## TASK GOAL
Take from the records below each line that holds "Edmonton".
------------------------------------------------------------------------
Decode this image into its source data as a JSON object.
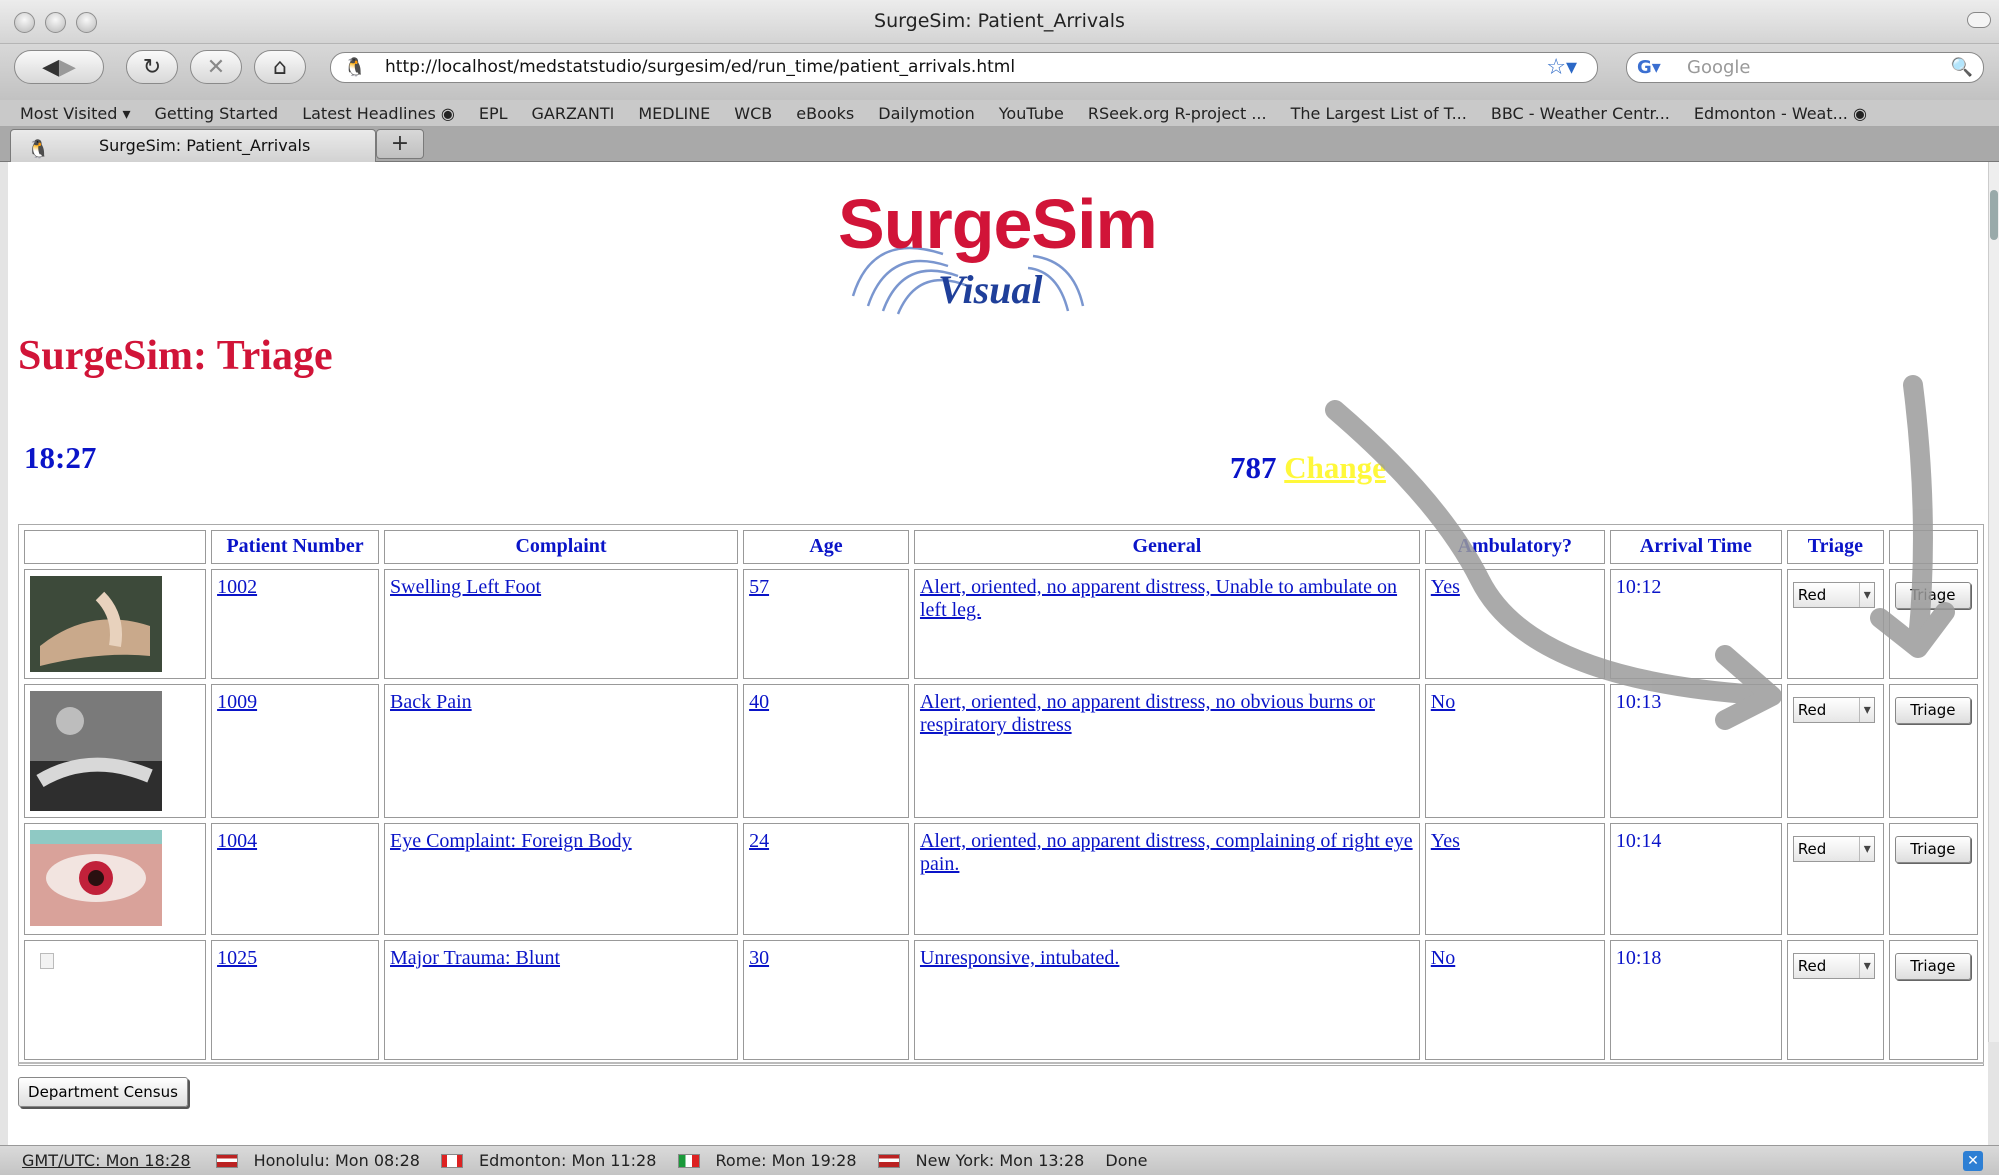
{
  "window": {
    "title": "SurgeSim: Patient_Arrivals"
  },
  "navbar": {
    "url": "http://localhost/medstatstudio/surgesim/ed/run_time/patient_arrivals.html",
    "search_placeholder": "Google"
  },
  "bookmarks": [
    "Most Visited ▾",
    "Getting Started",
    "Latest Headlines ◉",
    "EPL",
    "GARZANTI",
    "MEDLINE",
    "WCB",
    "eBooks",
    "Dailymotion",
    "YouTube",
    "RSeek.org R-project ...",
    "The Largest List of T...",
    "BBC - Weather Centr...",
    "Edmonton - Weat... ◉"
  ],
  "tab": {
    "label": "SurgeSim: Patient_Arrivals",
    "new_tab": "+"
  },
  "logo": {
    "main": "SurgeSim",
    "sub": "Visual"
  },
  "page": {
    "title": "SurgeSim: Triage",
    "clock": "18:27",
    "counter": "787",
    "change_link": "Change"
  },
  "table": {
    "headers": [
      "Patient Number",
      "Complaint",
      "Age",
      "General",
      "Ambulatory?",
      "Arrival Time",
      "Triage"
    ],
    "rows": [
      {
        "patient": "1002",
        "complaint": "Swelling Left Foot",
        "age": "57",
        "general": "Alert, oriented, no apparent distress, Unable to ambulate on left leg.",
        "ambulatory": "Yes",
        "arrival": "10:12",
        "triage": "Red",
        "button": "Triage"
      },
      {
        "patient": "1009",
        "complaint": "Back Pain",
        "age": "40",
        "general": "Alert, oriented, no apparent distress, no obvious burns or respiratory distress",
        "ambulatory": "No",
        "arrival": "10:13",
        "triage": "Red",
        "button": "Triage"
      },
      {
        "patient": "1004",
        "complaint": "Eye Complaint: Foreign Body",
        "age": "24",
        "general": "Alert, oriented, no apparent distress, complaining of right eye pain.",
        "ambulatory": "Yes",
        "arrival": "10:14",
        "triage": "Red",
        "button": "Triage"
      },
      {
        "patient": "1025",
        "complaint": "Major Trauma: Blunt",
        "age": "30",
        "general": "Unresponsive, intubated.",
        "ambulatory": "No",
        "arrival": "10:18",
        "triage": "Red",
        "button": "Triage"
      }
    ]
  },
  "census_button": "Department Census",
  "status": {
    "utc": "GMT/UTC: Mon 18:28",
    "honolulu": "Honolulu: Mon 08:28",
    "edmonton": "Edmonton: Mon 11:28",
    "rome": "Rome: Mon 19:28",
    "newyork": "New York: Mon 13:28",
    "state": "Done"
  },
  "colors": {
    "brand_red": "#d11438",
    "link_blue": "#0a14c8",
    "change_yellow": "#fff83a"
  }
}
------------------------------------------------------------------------
## ANSWER SPACE
    "Edmonton - Weat... ◉"
    "edmonton": "Edmonton: Mon 11:28",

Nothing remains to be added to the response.